(Study material)

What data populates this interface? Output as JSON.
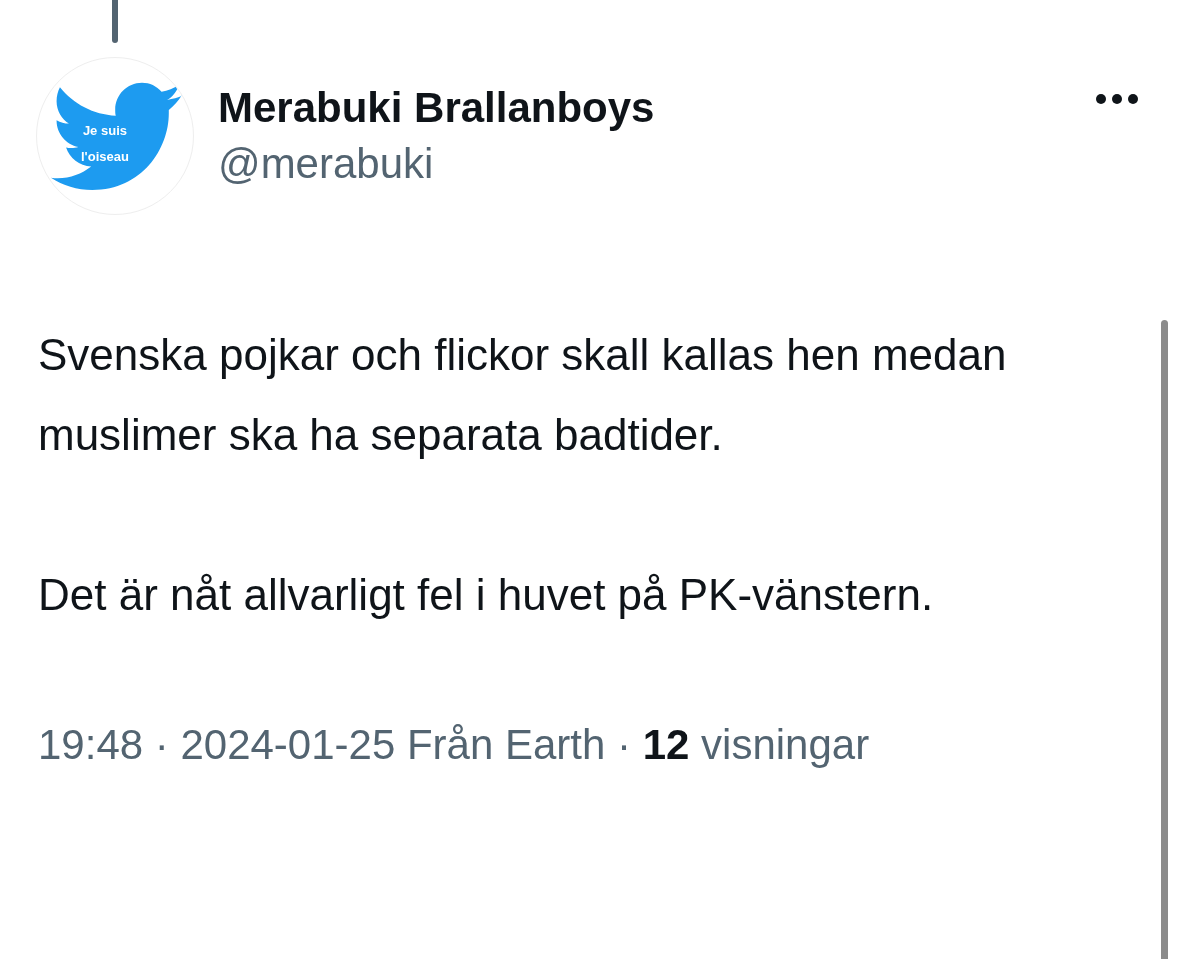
{
  "author": {
    "name": "Merabuki Brallanboys",
    "handle": "@merabuki",
    "avatar_text": [
      "Je suis",
      "l'oiseau"
    ]
  },
  "body": [
    "Svenska pojkar och flickor skall kallas hen medan muslimer ska ha separata badtider.",
    "Det är nåt allvarligt fel i huvet på PK-vänstern."
  ],
  "meta": "19:48 · 2024-01-25 Från Earth · **12** visningar"
}
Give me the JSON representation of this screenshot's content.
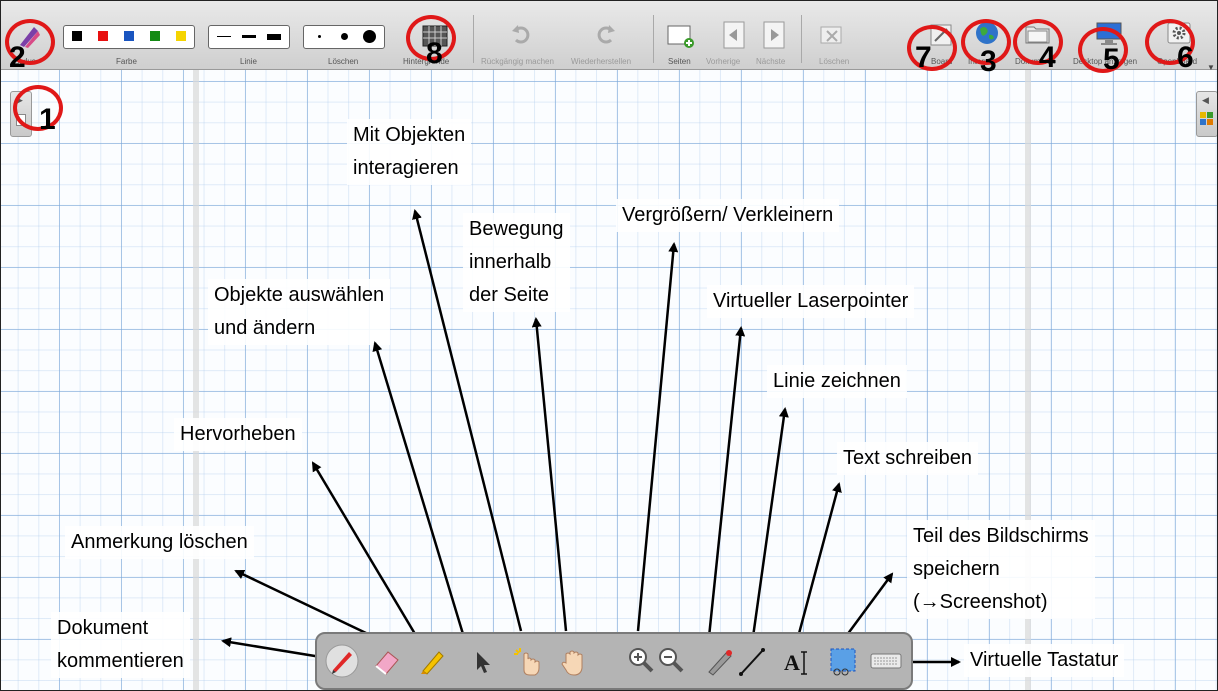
{
  "toolbar": {
    "stylus_label": "Stylus",
    "color_label": "Farbe",
    "line_label": "Linie",
    "erase_label": "Löschen",
    "background_label": "Hintergründe",
    "undo_label": "Rückgängig machen",
    "redo_label": "Wiederherstellen",
    "pages_label": "Seiten",
    "previous_label": "Vorherige",
    "next_label": "Nächste",
    "delete_label": "Löschen",
    "board_label": "Board",
    "internet_label": "Internet",
    "documents_label": "Dokumente",
    "desktop_label": "Desktop anzeigen",
    "open_label": "Openboard",
    "colors": [
      "#000000",
      "#e81010",
      "#1a55c0",
      "#148a14",
      "#f5d400"
    ]
  },
  "markers": [
    "1",
    "2",
    "3",
    "4",
    "5",
    "6",
    "7",
    "8"
  ],
  "labels": {
    "interact": "Mit Objekten\ninteragieren",
    "move": "Bewegung\ninnerhalb\nder Seite",
    "zoom": "Vergrößern/ Verkleinern",
    "select": "Objekte auswählen\nund ändern",
    "laser": "Virtueller Laserpointer",
    "line": "Linie zeichnen",
    "highlight": "Hervorheben",
    "text": "Text schreiben",
    "erase": "Anmerkung löschen",
    "capture": "Teil des Bildschirms\nspeichern\n(→Screenshot)",
    "annotate": "Dokument\nkommentieren",
    "keyboard": "Virtuelle Tastatur"
  },
  "bottom_tools": [
    "pen-icon",
    "eraser-icon",
    "highlighter-icon",
    "pointer-icon",
    "interact-hand-icon",
    "move-hand-icon",
    "zoom-in-icon",
    "zoom-out-icon",
    "laser-pointer-icon",
    "line-icon",
    "text-icon",
    "capture-icon",
    "keyboard-icon"
  ]
}
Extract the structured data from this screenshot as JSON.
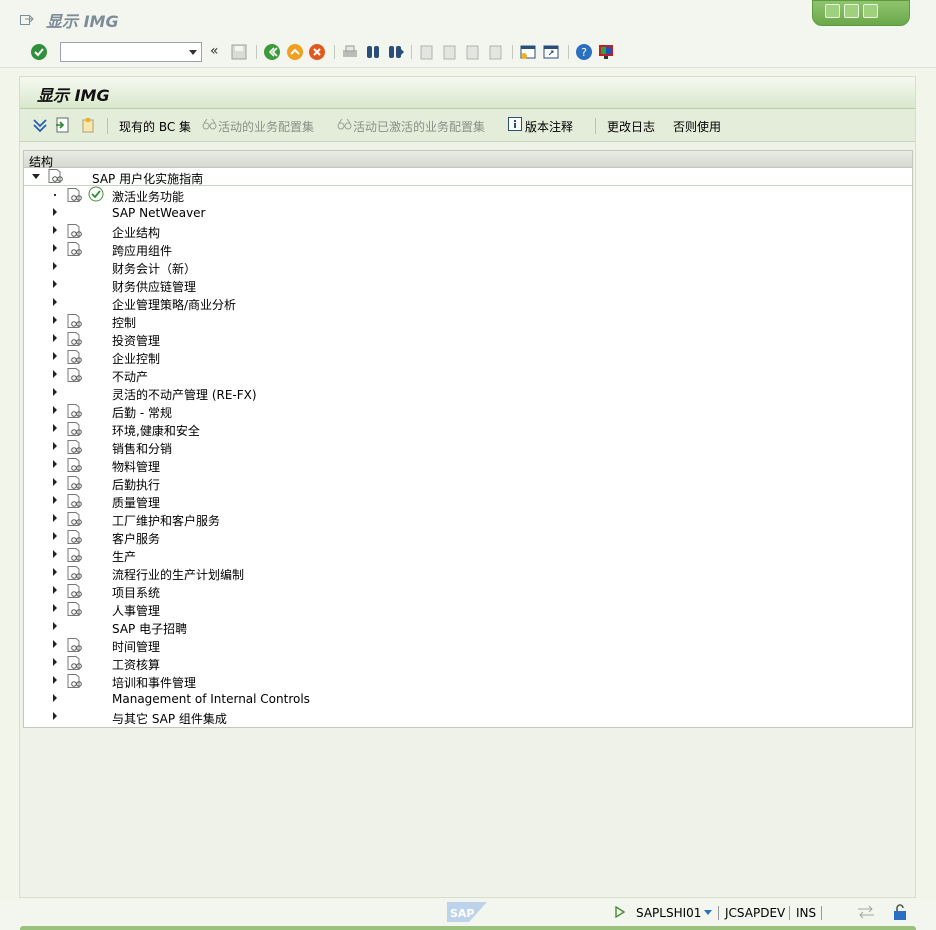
{
  "window": {
    "title": "显示 IMG"
  },
  "panel": {
    "title": "显示 IMG"
  },
  "app_toolbar": {
    "existing_bc_sets": "现有的 BC 集",
    "active_bc_sets": "活动的业务配置集",
    "activated_bc_sets": "活动已激活的业务配置集",
    "release_notes": "版本注释",
    "change_log": "更改日志",
    "where_used": "否则使用"
  },
  "tree": {
    "column_header": "结构",
    "root": "SAP 用户化实施指南",
    "items": [
      {
        "label": "激活业务功能",
        "doc": true,
        "special": true
      },
      {
        "label": "SAP NetWeaver",
        "doc": false
      },
      {
        "label": "企业结构",
        "doc": true
      },
      {
        "label": "跨应用组件",
        "doc": true
      },
      {
        "label": "财务会计（新）",
        "doc": false
      },
      {
        "label": "财务供应链管理",
        "doc": false
      },
      {
        "label": "企业管理策略/商业分析",
        "doc": false
      },
      {
        "label": "控制",
        "doc": true
      },
      {
        "label": "投资管理",
        "doc": true
      },
      {
        "label": "企业控制",
        "doc": true
      },
      {
        "label": "不动产",
        "doc": true
      },
      {
        "label": "灵活的不动产管理 (RE-FX)",
        "doc": false
      },
      {
        "label": "后勤 - 常规",
        "doc": true
      },
      {
        "label": "环境,健康和安全",
        "doc": true
      },
      {
        "label": "销售和分销",
        "doc": true
      },
      {
        "label": "物料管理",
        "doc": true
      },
      {
        "label": "后勤执行",
        "doc": true
      },
      {
        "label": "质量管理",
        "doc": true
      },
      {
        "label": "工厂维护和客户服务",
        "doc": true
      },
      {
        "label": "客户服务",
        "doc": true
      },
      {
        "label": "生产",
        "doc": true
      },
      {
        "label": "流程行业的生产计划编制",
        "doc": true
      },
      {
        "label": "项目系统",
        "doc": true
      },
      {
        "label": "人事管理",
        "doc": true
      },
      {
        "label": "SAP 电子招聘",
        "doc": false
      },
      {
        "label": "时间管理",
        "doc": true
      },
      {
        "label": "工资核算",
        "doc": true
      },
      {
        "label": "培训和事件管理",
        "doc": true
      },
      {
        "label": "Management of Internal Controls",
        "doc": false
      },
      {
        "label": "与其它 SAP 组件集成",
        "doc": false
      }
    ]
  },
  "status": {
    "program": "SAPLSHI01",
    "system": "JCSAPDEV",
    "mode": "INS"
  },
  "colors": {
    "accent": "#6aa84a",
    "background": "#f1f5ea",
    "panel_header": "#d9e8cc"
  }
}
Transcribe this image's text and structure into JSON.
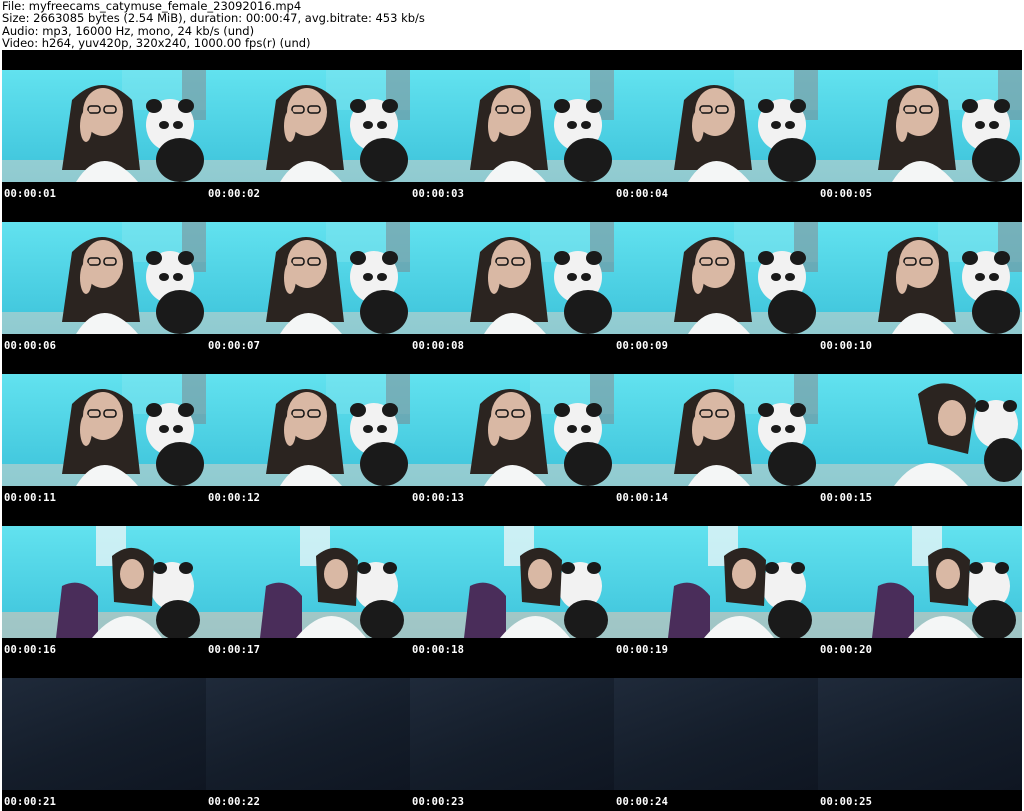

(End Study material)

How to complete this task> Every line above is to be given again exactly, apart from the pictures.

Solution to the problem>
What data populates this interface? Output as JSON.
{
  "author": {
    "name": "Merabuki Brallanboys",
    "handle": "@merabuki",
    "avatar_text": [
      "Je suis",
      "l'oiseau"
    ]
  },
  "body": [
    "Svenska pojkar och flickor skall kallas hen medan muslimer ska ha separata badtider.",
    "Det är nåt allvarligt fel i huvet på PK-vänstern."
  ],
  "meta": "19:48 · 2024-01-25 Från Earth · **12** visningar"
}
Give me the JSON representation of this screenshot's content.
{
  "toolbar": {
    "stylus_label": "Stylus",
    "color_label": "Farbe",
    "line_label": "Linie",
    "erase_label": "Löschen",
    "background_label": "Hintergründe",
    "undo_label": "Rückgängig machen",
    "redo_label": "Wiederherstellen",
    "pages_label": "Seiten",
    "previous_label": "Vorherige",
    "next_label": "Nächste",
    "delete_label": "Löschen",
    "board_label": "Board",
    "internet_label": "Internet",
    "documents_label": "Dokumente",
    "desktop_label": "Desktop anzeigen",
    "open_label": "Openboard",
    "colors": [
      "#000000",
      "#e81010",
      "#1a55c0",
      "#148a14",
      "#f5d400"
    ]
  },
  "markers": [
    "1",
    "2",
    "3",
    "4",
    "5",
    "6",
    "7",
    "8"
  ],
  "labels": {
    "interact": "Mit Objekten\ninteragieren",
    "move": "Bewegung\ninnerhalb\nder Seite",
    "zoom": "Vergrößern/ Verkleinern",
    "select": "Objekte auswählen\nund ändern",
    "laser": "Virtueller Laserpointer",
    "line": "Linie zeichnen",
    "highlight": "Hervorheben",
    "text": "Text schreiben",
    "erase": "Anmerkung löschen",
    "capture": "Teil des Bildschirms\nspeichern\n(→Screenshot)",
    "annotate": "Dokument\nkommentieren",
    "keyboard": "Virtuelle Tastatur"
  },
  "bottom_tools": [
    "pen-icon",
    "eraser-icon",
    "highlighter-icon",
    "pointer-icon",
    "interact-hand-icon",
    "move-hand-icon",
    "zoom-in-icon",
    "zoom-out-icon",
    "laser-pointer-icon",
    "line-icon",
    "text-icon",
    "capture-icon",
    "keyboard-icon"
  ]
}
Extract the structured data from this screenshot as JSON.
{
  "window": {
    "title": "显示 IMG"
  },
  "panel": {
    "title": "显示 IMG"
  },
  "app_toolbar": {
    "existing_bc_sets": "现有的 BC 集",
    "active_bc_sets": "活动的业务配置集",
    "activated_bc_sets": "活动已激活的业务配置集",
    "release_notes": "版本注释",
    "change_log": "更改日志",
    "where_used": "否则使用"
  },
  "tree": {
    "column_header": "结构",
    "root": "SAP 用户化实施指南",
    "items": [
      {
        "label": "激活业务功能",
        "doc": true,
        "special": true
      },
      {
        "label": "SAP NetWeaver",
        "doc": false
      },
      {
        "label": "企业结构",
        "doc": true
      },
      {
        "label": "跨应用组件",
        "doc": true
      },
      {
        "label": "财务会计（新）",
        "doc": false
      },
      {
        "label": "财务供应链管理",
        "doc": false
      },
      {
        "label": "企业管理策略/商业分析",
        "doc": false
      },
      {
        "label": "控制",
        "doc": true
      },
      {
        "label": "投资管理",
        "doc": true
      },
      {
        "label": "企业控制",
        "doc": true
      },
      {
        "label": "不动产",
        "doc": true
      },
      {
        "label": "灵活的不动产管理 (RE-FX)",
        "doc": false
      },
      {
        "label": "后勤 - 常规",
        "doc": true
      },
      {
        "label": "环境,健康和安全",
        "doc": true
      },
      {
        "label": "销售和分销",
        "doc": true
      },
      {
        "label": "物料管理",
        "doc": true
      },
      {
        "label": "后勤执行",
        "doc": true
      },
      {
        "label": "质量管理",
        "doc": true
      },
      {
        "label": "工厂维护和客户服务",
        "doc": true
      },
      {
        "label": "客户服务",
        "doc": true
      },
      {
        "label": "生产",
        "doc": true
      },
      {
        "label": "流程行业的生产计划编制",
        "doc": true
      },
      {
        "label": "项目系统",
        "doc": true
      },
      {
        "label": "人事管理",
        "doc": true
      },
      {
        "label": "SAP 电子招聘",
        "doc": false
      },
      {
        "label": "时间管理",
        "doc": true
      },
      {
        "label": "工资核算",
        "doc": true
      },
      {
        "label": "培训和事件管理",
        "doc": true
      },
      {
        "label": "Management of Internal Controls",
        "doc": false
      },
      {
        "label": "与其它 SAP 组件集成",
        "doc": false
      }
    ]
  },
  "status": {
    "program": "SAPLSHI01",
    "system": "JCSAPDEV",
    "mode": "INS"
  },
  "colors": {
    "accent": "#6aa84a",
    "background": "#f1f5ea",
    "panel_header": "#d9e8cc"
  }
}
Transcribe this image's text and structure into JSON.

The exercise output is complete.